**ABOUT THIS TASK**
Please return the listing below exactly, without any of its pictures.

Segment Start: RAW DATA

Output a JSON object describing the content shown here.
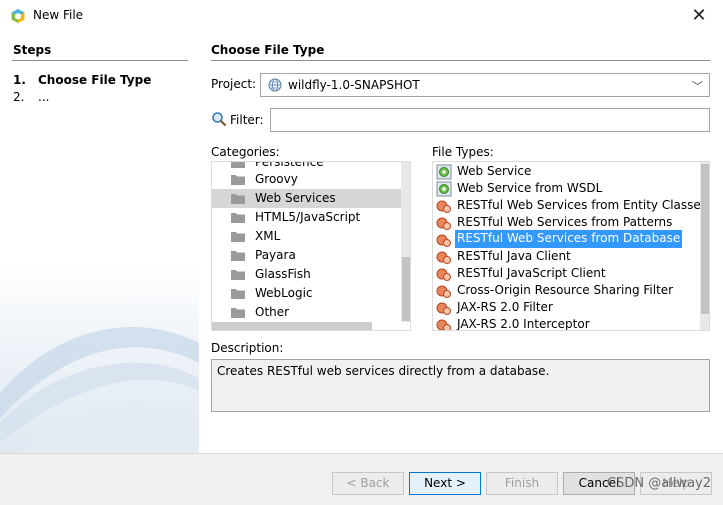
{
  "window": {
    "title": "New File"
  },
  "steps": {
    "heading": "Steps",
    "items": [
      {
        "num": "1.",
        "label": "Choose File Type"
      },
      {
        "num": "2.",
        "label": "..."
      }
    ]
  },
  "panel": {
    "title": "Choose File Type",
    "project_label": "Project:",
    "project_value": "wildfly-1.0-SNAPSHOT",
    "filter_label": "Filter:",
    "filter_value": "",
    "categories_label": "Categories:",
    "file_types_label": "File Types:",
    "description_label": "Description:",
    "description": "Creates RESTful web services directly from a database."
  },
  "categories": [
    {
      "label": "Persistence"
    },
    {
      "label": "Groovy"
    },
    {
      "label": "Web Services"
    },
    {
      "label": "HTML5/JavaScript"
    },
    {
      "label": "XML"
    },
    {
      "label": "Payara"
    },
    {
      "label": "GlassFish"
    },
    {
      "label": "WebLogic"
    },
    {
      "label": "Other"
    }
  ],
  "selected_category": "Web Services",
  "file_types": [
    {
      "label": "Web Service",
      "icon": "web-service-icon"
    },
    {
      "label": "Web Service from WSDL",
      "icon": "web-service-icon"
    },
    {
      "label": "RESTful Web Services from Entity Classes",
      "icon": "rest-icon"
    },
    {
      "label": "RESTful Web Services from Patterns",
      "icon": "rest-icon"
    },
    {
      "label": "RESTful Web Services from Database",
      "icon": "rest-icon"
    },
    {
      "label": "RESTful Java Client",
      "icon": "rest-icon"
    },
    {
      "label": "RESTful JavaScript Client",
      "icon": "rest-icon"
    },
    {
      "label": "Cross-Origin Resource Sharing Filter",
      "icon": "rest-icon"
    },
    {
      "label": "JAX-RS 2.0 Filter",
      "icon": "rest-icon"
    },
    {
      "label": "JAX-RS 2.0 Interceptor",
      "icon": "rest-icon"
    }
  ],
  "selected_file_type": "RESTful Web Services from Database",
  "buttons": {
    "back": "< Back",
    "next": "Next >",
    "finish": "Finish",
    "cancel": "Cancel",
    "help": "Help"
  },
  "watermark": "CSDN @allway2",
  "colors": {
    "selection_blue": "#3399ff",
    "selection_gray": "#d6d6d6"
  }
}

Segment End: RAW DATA

**SOLUTION FOR THIS EXERCISE**
Output a JSON object describing the content shown here.
{
  "window": {
    "title": "New File"
  },
  "steps": {
    "heading": "Steps",
    "items": [
      {
        "num": "1.",
        "label": "Choose File Type"
      },
      {
        "num": "2.",
        "label": "..."
      }
    ]
  },
  "panel": {
    "title": "Choose File Type",
    "project_label": "Project:",
    "project_value": "wildfly-1.0-SNAPSHOT",
    "filter_label": "Filter:",
    "filter_value": "",
    "categories_label": "Categories:",
    "file_types_label": "File Types:",
    "description_label": "Description:",
    "description": "Creates RESTful web services directly from a database."
  },
  "categories": [
    {
      "label": "Persistence"
    },
    {
      "label": "Groovy"
    },
    {
      "label": "Web Services"
    },
    {
      "label": "HTML5/JavaScript"
    },
    {
      "label": "XML"
    },
    {
      "label": "Payara"
    },
    {
      "label": "GlassFish"
    },
    {
      "label": "WebLogic"
    },
    {
      "label": "Other"
    }
  ],
  "selected_category": "Web Services",
  "file_types": [
    {
      "label": "Web Service",
      "icon": "web-service-icon"
    },
    {
      "label": "Web Service from WSDL",
      "icon": "web-service-icon"
    },
    {
      "label": "RESTful Web Services from Entity Classes",
      "icon": "rest-icon"
    },
    {
      "label": "RESTful Web Services from Patterns",
      "icon": "rest-icon"
    },
    {
      "label": "RESTful Web Services from Database",
      "icon": "rest-icon"
    },
    {
      "label": "RESTful Java Client",
      "icon": "rest-icon"
    },
    {
      "label": "RESTful JavaScript Client",
      "icon": "rest-icon"
    },
    {
      "label": "Cross-Origin Resource Sharing Filter",
      "icon": "rest-icon"
    },
    {
      "label": "JAX-RS 2.0 Filter",
      "icon": "rest-icon"
    },
    {
      "label": "JAX-RS 2.0 Interceptor",
      "icon": "rest-icon"
    }
  ],
  "selected_file_type": "RESTful Web Services from Database",
  "buttons": {
    "back": "< Back",
    "next": "Next >",
    "finish": "Finish",
    "cancel": "Cancel",
    "help": "Help"
  },
  "watermark": "CSDN @allway2",
  "colors": {
    "selection_blue": "#3399ff",
    "selection_gray": "#d6d6d6"
  }
}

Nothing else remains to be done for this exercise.